Such a world-rocking is likely somewhere in our future, and some very smart folks (string theorists) think that many additional dimensions exist and that all matter (and especially those spooky particles) is connected through one of those other dimensions.

At first, The Age of Entanglement was not at all what I wanted, because I was hoping for an account of the latest breakthroughs in the field and a description of new quantum theories. Instead I found myself reading a historical account of the characters, featuring a fictionalized recreation of their conversations. (The author drew on actual letters and speeches by the scientists in her effort to recreate various conversations.)

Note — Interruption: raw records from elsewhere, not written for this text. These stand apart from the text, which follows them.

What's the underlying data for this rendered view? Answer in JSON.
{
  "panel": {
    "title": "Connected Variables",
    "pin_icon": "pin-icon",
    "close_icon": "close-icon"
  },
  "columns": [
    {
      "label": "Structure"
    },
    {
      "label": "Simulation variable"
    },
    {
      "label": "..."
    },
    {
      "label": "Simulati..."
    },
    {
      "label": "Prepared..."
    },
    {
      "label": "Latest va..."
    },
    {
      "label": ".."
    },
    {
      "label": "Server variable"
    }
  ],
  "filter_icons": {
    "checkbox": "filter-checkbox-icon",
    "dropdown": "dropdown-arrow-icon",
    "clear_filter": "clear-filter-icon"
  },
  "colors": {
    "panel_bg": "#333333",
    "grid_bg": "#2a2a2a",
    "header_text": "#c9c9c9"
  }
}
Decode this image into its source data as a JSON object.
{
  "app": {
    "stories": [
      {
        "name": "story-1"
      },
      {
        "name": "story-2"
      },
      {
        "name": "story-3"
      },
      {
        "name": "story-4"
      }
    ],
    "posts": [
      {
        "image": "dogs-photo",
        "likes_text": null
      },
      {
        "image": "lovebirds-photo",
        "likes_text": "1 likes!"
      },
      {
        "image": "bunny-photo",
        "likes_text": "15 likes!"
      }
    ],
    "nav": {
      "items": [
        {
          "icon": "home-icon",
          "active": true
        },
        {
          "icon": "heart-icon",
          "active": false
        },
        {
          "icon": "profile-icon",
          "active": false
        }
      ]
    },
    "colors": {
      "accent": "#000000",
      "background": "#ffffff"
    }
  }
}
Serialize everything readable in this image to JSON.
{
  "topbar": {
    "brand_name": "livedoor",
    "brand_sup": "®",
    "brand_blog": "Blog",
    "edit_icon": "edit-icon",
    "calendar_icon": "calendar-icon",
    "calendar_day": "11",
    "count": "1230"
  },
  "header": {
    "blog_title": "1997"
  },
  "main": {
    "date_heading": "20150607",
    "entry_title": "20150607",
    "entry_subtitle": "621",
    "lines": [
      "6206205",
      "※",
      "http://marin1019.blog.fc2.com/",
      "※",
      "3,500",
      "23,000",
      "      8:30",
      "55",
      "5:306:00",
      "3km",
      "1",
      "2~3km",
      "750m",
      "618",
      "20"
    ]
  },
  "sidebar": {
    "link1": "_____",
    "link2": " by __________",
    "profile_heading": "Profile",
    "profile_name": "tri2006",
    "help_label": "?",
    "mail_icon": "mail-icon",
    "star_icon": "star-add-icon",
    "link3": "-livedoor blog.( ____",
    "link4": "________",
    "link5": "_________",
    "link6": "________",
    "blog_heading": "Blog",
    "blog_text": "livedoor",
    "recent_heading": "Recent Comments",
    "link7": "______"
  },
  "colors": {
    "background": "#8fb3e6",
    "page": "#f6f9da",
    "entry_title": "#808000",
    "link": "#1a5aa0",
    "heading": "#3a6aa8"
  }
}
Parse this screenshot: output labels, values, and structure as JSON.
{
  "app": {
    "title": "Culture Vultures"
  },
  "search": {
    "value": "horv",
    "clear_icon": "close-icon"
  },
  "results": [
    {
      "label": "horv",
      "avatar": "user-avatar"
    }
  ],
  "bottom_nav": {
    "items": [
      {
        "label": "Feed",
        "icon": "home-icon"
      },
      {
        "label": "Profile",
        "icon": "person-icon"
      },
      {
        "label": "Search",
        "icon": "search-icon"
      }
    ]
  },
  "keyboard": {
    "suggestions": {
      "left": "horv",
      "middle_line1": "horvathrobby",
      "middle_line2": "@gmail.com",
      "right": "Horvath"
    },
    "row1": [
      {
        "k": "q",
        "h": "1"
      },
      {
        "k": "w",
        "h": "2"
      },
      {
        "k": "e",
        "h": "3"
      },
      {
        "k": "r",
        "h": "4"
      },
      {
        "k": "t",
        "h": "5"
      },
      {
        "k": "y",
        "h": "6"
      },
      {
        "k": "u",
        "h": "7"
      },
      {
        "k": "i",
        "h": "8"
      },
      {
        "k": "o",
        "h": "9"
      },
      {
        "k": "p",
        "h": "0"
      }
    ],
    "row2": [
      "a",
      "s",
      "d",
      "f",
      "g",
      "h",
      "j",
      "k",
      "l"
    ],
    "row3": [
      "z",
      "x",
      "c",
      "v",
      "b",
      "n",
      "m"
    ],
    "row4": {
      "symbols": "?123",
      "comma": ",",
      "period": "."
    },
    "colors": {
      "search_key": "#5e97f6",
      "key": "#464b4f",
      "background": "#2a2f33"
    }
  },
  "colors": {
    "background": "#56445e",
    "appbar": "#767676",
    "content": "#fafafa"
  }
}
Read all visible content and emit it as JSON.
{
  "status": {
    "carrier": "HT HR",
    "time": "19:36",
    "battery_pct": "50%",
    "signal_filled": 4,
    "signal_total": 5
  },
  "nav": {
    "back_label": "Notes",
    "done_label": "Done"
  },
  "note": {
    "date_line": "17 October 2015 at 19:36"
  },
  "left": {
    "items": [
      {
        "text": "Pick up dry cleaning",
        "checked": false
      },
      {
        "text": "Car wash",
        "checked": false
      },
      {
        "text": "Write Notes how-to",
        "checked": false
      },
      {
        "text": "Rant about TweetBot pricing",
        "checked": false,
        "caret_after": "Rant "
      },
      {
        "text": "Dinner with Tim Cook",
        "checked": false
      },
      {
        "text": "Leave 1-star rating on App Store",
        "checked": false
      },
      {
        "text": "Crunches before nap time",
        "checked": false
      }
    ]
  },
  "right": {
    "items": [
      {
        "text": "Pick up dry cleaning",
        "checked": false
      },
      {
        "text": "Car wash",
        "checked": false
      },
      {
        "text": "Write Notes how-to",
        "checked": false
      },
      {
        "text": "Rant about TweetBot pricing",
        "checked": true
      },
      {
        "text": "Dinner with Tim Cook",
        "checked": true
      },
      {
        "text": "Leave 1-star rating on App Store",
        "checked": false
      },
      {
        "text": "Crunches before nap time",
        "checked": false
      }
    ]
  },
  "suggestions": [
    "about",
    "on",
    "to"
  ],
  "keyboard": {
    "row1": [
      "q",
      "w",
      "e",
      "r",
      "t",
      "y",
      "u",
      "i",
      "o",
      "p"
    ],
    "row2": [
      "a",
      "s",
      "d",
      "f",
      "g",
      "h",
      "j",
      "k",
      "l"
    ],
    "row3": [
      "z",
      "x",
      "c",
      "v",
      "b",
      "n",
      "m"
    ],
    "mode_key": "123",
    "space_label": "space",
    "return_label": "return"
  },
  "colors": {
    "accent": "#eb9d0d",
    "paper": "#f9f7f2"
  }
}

After the initial frustration at this artifice I found myself captivated by the story of how Einstein, Schrödinger, Oppenheimer, von Neumann, Bohm, Feynman, and of course Bell devoted much of their lives to thinking about and discussing the phenomenon of quantum entanglement.

Put another way, I did not want to learn about the historical context of their respective efforts and how they overlapped and interacted with each other. But I’m glad I did.

I recommend this book only to people who have a strong interest not only in quantum mechanics but in the stories of the scientists whose lives were and are tangled up in its concepts. Those folks will likely enjoy it a great deal.


Glen_Schuster said...

Bart never ceases to amaze with his infinite wisdom--really enjoyed the post. If you had the time, Bart, I'd depend on you to advance the quantum world, at least to come up with a theory (or, more importantly argue one) that takes us back in time, an supposed impossibility in our 3D world.

youshouldonlyknow said...

Head Status: Asploded